As of late February, Rolls-Royce said 35 Boeing 787s were grounded globally due to engine blades corroding or cracking prematurely. (AFP)
Updated 20 September 2019

Rolls-Royce hit by further setback to fixing Boeing 787 engines

  • The company faces £1.6 billion ($2 billion) in extra costs and disruption as a result of the engine problem
  • As of late February, Rolls said 35 787s were grounded globally due to engine blades corroding or cracking prematurely

Rolls-Royce will take longer than expected to fix problems with its Trent 1000 engine, frustrating efforts to get Boeing 787s grounded by the glitch flying again and knocking the British company’s shares.
Rolls-Royce, whose engines power large civil and military planes, said on Friday it had sped up turbine blade replacement for some models, leading to additional removals and delaying a reduction in the number of grounded aircraft to single figures until the second quarter of 2020.
The company faces £1.6 billion ($2 billion) in extra costs and disruption as a result of the engine problem, which is due to the poor durability of components, and the latest delay spells further frustration for its customers and investors.
Rolls-Royce, whose customers include more than 400 airlines, 160 armed forces and 70 navies, said in August that it would spend another £100 million to fix the issue.
“We perceived a risk that further action would be required, potentially leading to higher costs being incurred ... today’s announcement that guidance for the Trent 1000 cash costs in 2019 and 2020 remains unchanged comes as a relief,” Jefferies analysts, who rate the stock as “buy,” said.
Rolls-Royce CEO Warren East said in August that a target of fewer than 10 aircraft on the ground at the end of the year might take a bit longer to achieve as a result of an additional repair load resulting from faster deterioration of a blade on the Trent 1000 TEN.
The Trent 1000 TEN is the latest version of an engine that has had a problematic entry into service. As of late February, Rolls said 35 787s were grounded globally due to engine blades corroding or cracking prematurely.
“We deeply regret the additional disruption that this will cause our customers and we continue to work closely with them to minimize the impact on their operations,” Rolls-Royce said.
Airlines have faced disruptions because of the groundings, with Norwegian Air’s strategy switch to prioritize profits over growth hampered by the global grounding of Boeing’s 737 MAX aircraft and long-running problems with Rolls-Royce’s engines on Boeing Dreamliners.
Singapore Airlines has also grounded two 787-10 jets fitted with the Trent 1000 TEN engines.
Rolls-Royce is keen to avoid further problems with the engine and in March dropped out of the race to power Boeing’s planned mid-market aircraft.
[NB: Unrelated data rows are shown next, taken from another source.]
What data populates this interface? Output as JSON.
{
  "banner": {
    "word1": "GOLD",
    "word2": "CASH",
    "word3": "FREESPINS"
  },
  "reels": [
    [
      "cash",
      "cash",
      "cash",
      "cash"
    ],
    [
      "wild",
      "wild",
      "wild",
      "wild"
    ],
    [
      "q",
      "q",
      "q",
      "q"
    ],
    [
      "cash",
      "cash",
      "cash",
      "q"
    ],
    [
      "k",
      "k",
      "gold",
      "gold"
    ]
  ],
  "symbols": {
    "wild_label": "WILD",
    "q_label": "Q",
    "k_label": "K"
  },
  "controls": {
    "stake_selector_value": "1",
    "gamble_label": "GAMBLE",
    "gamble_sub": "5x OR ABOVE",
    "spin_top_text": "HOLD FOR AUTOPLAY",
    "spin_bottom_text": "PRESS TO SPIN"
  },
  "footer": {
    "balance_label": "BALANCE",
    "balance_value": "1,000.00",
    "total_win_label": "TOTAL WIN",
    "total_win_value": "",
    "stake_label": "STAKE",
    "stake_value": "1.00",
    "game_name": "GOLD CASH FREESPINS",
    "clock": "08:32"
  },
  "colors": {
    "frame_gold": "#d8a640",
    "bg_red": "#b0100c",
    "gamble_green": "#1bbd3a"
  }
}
At Davos, innovative products point to a sustainable future

Updated 24 January 2020

At Davos, innovative products point to a sustainable future

  • A single tree that to bear 40 different types of apple

DAVOS: The World Economic Forum is not all about the fourth industrial revolution or the rise of AI.

You can also find all manner of strange and intriguing products on display from biodegradable plastic made from algae to wallpaper made from recycled corn husks.

One stand titled “How do you design a tree?” is part of a conservation effort where a single tree is designed to bear 40 different types of apple.

Another stand displays colored seaweed on a rack, showing how clothes can be dyed in a sustainable, non-chemically corrosive manner.

Propped along a large wall is Fernando Laposse’s wallpaper made of variations of purple corn husks that are reinforced with recycled cardboard and cork to create wallpaper and furniture. The husks come from corn that needs very little water and can be grown in the desert, which makes it all the more sustainable.

“This initiative helps the local economy as it brings in jobs and a resurgence of crafts and food traditions while also ensuring sustainability,” Laposse said.

Another display shows a machine that extracts pellets from a mixture of algae and starch and is used to create a thread that is the base of 3D printing. These sustainable, biodegradable plastics made from algae are being experimented with in different regions.

With the rise of deep fakes — a branch of synthetic media in which a person in an existing image or video is replaced with someone else’s likeness — another stand delivers a warning on the looming dangers of unregulated software.

The Davos forum prides itself on its sustainability, and key topics have included climate, mobility, energy and the circular economy. Everything is recyclable, and participants must download an application in order to keep up with the program and any changes — a move to cut down on paper waste.